Ray's Garden Rows: New Year's resolution to retrace tracks

Wisconsin State Farmer

With the start of a new year, there's a tradition — not always carried out — of making resolutions on what one hopes to do or change in his or her life.

For this year, I'm resolving to spend some time during the summer checking on the fate of wild raspberries at locations where my dad and some of my brothers picked the berries decades ago. I fear that no plants have survived during those many years but at least I'd like to find out.

Along the railroad

The main setting I intend to explore again is along the right of way of the railroad that bisected land on our family's farm. There were black raspberry patches at a couple of spots along the fences of the adjacent fields. A few wild grapes and chokecherries also grew there.

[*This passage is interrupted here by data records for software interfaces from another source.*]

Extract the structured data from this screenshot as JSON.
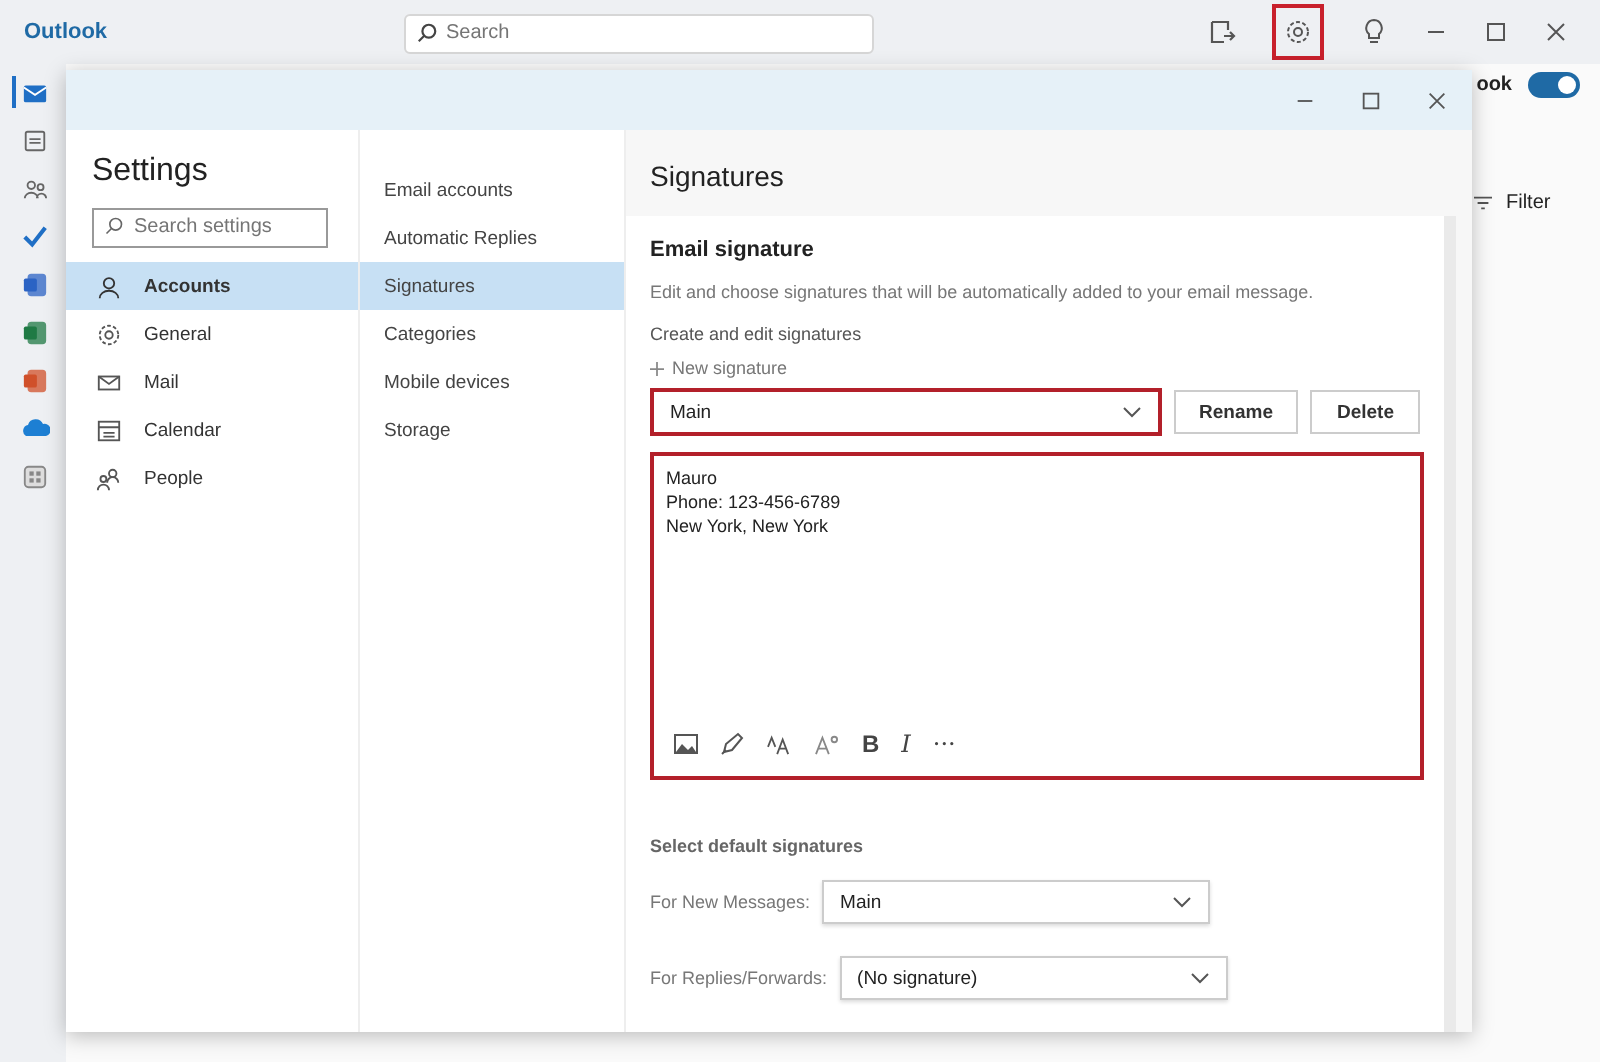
{
  "app": {
    "title": "Outlook",
    "search_placeholder": "Search",
    "gear_highlighted": true
  },
  "background": {
    "label_cut": "ook",
    "toggle_on": true,
    "filter": "Filter"
  },
  "rail": [
    {
      "kind": "mail",
      "selected": true
    },
    {
      "kind": "calendar",
      "selected": false
    },
    {
      "kind": "people",
      "selected": false
    },
    {
      "kind": "todo",
      "selected": false
    },
    {
      "kind": "word",
      "selected": false
    },
    {
      "kind": "excel",
      "selected": false
    },
    {
      "kind": "powerpoint",
      "selected": false
    },
    {
      "kind": "cloud",
      "selected": false
    },
    {
      "kind": "apps",
      "selected": false
    }
  ],
  "settings": {
    "title": "Settings",
    "search_placeholder": "Search settings",
    "categories": [
      {
        "label": "Accounts",
        "kind": "person",
        "selected": true
      },
      {
        "label": "General",
        "kind": "gear",
        "selected": false
      },
      {
        "label": "Mail",
        "kind": "mail",
        "selected": false
      },
      {
        "label": "Calendar",
        "kind": "calendar",
        "selected": false
      },
      {
        "label": "People",
        "kind": "people",
        "selected": false
      }
    ],
    "subcategories": [
      {
        "label": "Email accounts",
        "selected": false
      },
      {
        "label": "Automatic Replies",
        "selected": false
      },
      {
        "label": "Signatures",
        "selected": true
      },
      {
        "label": "Categories",
        "selected": false
      },
      {
        "label": "Mobile devices",
        "selected": false
      },
      {
        "label": "Storage",
        "selected": false
      }
    ]
  },
  "content": {
    "title": "Signatures",
    "section": "Email signature",
    "description": "Edit and choose signatures that will be automatically added to your email message.",
    "create_label": "Create and edit signatures",
    "new_signature": "New signature",
    "signature_select": {
      "value": "Main",
      "highlighted": true
    },
    "buttons": [
      "Rename",
      "Delete"
    ],
    "editor": {
      "lines": [
        "Mauro",
        "Phone: 123-456-6789",
        "New York, New York"
      ],
      "highlighted": true
    },
    "toolbar": [
      {
        "kind": "image"
      },
      {
        "kind": "brush"
      },
      {
        "kind": "fontsize"
      },
      {
        "kind": "superscript"
      },
      {
        "kind": "bold",
        "label": "B"
      },
      {
        "kind": "italic",
        "label": "I"
      },
      {
        "kind": "more",
        "label": "···"
      }
    ],
    "defaults_title": "Select default signatures",
    "defaults": [
      {
        "label": "For New Messages:",
        "value": "Main"
      },
      {
        "label": "For Replies/Forwards:",
        "value": "(No signature)"
      }
    ]
  }
}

Black raspberries were ripe in late June and July — an ideal time because it was after the planting of crops and the harvesting of the first cutting of hay and before the grain harvest began. The picking trips about twice a week served as a small scale family outing.

At the far end of the railroad right of way along our land were blackberries, which ripened in August. Dad loved to pick them but he was very upset when, by late July or early August, a railroad crew sprayed herbicide to control the growth of thistles, burdock and other weeds. This also killed the blackberries which were due to ripen soon.


Black raspberries rarely are found in the fresh or frozen fruit department of a supermarket. When you plant your own, they begin to produce fresh fruit the second year after planting.

Crossing the river

In addition to the trek along the railroad, another raspberry picking destination required a walk across the Manitowoc River at a spot where, long ago, someone had placed stones that enabled a crossing when the water flow was low, as was typically the case in early summer. Technically, this was trespassing but it was done at time when people tended to be less sensitive about that.

On the opposite side of the river was a woodlot in which a corridor was created a few years earlier for an electric power line — the same one that placed a few poles on our farmland. Removing the large trees from that portion of the woods apparently paved the way for the growth of the raspberries, which included a few yellow and purple berry plants.

Adjacent to the power line corridor was a large meadow which had raspberries along its fences. I know there aren't any raspberries there today because the space has been turned into a residential subdivision.

Black cap berries

It's been only in the past year that I've heard of “black cap” raspberries. This might be only a matter of terminology.

A friend indicates that he has, or at least had, black cap berries in the back woods on his farm. At about the same time, an elderly farm woman told me she was also familiar with the term.

Since I haven't seen the berries they're referring to, I hope to learn more this year by taking a walk with my friend to show me what he's referring to – if there are still any plants.

Braving brambles

The online entries about raspberries acknowledge that there are overlaps in the terminology along with an indication that the black cap canes are “brambles,” which is certainly what the familiar black raspberry canes are. Along with the photos which suggest that the traditional blackberries resemble the shape of a cap, I think I haven't missed anything.

What's still a bit puzzling, however, is that two people I've discussed black caps with describe that berries as being lengthy rather than round.

Maybe that alone will be reason enough for me to resolve to complete a walk down memory lane and search for something new besides.